It has been four years since the collapse of Fannie Mae and Freddie Mac triggered a chain of events that led to the gratest economic recession in the modern history. Seemingly unbreakable financial institutions have fallen down, like a house of cards, leaving millions on the streets. It was a scary and painful time for many. Today is 2012, but can we say that it is time to turn up the page? Have the economy recovered? Are we there yet?Annual US GDP per component


To address these questions we will compare three economic factors in the pre-crisis period and with today's. Those three factors are GDP, unemployment and stock market performance. If the economy has truly receovered, we should see a come back of those indicators to their pre-crisis levels. We will be using a year 2008 as a benchmark for pre-crisis level.

Of all the factors that were mentioned, GDP is, of course, the most important one. The picture worthes a thousand words.

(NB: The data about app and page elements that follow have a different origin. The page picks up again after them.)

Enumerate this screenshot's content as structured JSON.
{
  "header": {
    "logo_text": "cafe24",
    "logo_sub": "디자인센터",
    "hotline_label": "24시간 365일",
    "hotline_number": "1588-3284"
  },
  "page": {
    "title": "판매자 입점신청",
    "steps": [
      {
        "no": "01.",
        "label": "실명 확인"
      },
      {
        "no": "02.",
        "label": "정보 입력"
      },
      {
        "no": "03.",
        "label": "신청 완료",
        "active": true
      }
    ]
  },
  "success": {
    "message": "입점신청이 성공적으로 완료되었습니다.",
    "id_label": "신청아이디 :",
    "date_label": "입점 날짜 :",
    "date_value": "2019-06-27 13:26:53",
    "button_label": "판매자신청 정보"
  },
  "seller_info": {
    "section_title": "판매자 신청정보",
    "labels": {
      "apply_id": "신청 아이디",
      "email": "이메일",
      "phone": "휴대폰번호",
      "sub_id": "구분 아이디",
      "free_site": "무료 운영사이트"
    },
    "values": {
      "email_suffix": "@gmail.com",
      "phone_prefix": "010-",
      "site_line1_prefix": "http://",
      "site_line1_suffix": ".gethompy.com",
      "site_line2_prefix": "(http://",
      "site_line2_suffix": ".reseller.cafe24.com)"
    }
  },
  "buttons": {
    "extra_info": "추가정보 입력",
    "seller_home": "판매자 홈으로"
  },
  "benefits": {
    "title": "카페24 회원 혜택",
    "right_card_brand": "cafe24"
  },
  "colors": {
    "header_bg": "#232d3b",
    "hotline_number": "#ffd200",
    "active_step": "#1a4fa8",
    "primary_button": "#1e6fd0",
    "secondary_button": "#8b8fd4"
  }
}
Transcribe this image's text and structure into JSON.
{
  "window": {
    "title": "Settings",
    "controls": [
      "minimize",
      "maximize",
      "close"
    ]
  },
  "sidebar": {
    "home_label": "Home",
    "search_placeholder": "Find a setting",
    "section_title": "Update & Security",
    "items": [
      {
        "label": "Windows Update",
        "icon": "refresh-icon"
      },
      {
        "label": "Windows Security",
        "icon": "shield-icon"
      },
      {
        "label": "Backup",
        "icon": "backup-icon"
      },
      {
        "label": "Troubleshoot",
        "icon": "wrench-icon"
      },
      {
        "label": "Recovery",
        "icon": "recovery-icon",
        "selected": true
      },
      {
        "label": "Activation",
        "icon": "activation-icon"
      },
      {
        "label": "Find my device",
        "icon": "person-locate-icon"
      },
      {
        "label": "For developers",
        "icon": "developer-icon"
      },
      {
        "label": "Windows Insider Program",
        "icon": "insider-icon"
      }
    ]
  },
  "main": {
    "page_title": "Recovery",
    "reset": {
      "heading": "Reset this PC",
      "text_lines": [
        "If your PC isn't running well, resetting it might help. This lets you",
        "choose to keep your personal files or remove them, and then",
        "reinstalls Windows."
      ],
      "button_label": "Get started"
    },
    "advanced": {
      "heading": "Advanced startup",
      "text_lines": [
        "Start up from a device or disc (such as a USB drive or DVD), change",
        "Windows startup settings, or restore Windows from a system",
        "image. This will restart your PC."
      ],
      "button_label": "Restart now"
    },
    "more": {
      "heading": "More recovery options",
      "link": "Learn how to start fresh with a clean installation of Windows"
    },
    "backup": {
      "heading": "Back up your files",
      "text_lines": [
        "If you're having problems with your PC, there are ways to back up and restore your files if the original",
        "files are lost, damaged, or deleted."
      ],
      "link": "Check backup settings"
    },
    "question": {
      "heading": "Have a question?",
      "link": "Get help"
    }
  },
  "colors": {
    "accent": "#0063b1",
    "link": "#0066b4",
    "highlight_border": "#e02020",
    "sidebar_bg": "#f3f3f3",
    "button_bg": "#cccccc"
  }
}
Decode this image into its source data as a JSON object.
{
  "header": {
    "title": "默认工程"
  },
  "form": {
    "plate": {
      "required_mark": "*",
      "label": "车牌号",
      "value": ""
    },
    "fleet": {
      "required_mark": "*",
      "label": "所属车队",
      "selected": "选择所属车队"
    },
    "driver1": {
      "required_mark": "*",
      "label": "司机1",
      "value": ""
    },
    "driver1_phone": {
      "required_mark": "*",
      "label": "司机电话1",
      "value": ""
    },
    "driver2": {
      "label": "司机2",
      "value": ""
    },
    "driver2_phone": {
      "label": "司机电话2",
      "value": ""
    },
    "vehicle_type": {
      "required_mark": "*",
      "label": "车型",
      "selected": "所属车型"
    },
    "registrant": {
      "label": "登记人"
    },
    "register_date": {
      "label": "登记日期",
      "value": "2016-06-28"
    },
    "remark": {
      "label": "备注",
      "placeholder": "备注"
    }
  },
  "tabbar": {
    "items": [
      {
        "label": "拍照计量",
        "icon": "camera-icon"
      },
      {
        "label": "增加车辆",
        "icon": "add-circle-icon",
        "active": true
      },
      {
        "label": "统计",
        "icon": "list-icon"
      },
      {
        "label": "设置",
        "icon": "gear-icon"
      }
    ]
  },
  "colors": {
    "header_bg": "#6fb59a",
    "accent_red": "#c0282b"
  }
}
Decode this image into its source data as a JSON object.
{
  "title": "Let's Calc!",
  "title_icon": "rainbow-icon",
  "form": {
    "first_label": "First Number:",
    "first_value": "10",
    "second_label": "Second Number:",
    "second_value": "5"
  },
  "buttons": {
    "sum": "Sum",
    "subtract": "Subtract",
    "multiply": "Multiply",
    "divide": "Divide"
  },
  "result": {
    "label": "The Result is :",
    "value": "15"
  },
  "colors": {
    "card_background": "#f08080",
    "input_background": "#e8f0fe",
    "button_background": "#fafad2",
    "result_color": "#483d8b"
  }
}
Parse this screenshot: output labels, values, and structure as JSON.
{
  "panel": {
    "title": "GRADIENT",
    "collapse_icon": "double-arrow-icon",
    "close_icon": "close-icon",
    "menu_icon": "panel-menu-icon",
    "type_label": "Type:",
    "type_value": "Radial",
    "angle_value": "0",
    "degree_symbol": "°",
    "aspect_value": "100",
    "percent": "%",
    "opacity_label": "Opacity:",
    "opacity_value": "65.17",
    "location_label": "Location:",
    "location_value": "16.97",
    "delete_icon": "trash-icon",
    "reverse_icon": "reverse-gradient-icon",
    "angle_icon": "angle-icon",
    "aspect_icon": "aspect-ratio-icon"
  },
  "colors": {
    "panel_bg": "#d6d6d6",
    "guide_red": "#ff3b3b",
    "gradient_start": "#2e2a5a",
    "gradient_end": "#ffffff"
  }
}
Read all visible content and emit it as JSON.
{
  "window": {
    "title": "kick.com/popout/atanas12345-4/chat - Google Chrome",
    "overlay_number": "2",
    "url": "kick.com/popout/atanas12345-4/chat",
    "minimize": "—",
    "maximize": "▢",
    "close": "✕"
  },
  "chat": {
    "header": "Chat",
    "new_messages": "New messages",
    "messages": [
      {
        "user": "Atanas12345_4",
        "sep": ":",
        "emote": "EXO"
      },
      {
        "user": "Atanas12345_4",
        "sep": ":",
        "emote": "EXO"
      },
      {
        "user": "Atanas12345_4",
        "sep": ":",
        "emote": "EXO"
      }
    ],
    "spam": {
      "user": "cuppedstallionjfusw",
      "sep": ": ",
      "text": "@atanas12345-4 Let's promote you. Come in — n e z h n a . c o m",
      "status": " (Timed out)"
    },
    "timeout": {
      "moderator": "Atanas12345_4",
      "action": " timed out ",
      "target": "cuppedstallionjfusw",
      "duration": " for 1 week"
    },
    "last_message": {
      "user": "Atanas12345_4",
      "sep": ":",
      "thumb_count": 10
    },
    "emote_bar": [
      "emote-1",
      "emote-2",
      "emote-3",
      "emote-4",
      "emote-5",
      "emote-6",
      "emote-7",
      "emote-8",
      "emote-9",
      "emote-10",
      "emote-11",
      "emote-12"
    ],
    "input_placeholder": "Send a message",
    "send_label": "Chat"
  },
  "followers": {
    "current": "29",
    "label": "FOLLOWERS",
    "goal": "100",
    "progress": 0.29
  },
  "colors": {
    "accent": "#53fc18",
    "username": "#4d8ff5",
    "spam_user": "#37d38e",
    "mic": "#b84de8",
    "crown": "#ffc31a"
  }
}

Annual US GDP: total and per component


The US GDP in 2008 was $13.16 trillion, now $13.3 tr. Not only it is important that the total figure has come back to its pre-crisis level, but also that two of four GDP components have done the same. This growth is driven not, as many critics say, by the government spending, but by the personal consumption and lower trade balance deficit.

Situation with unemployment, however, does not look so great.

The unemployment rate has skyrocketed from roughly 4.5% in 2008 to nearly 10% in 2010. It has dropped back down a little bit in a following years, but still far above its 2008 level.

Finally, the stock market. Here goes the picture again.

Alghough you can see that we have not updated the highs of 2008 yet, we are now actually at the closing levels of the 2008.

So, what should we make of all this? Basically, one important conclusition. The recovery in the US is almost over. The total picture lacks only unemployment. Whether it will ever come back to the pre-crisis levels or not is difficult to say. An ongoing globalization and moving production facilities to the regions with cheaper labor is working against the US worker. 8% might well be a new 4% for a long time.
Annual US unemployment
S&P's 500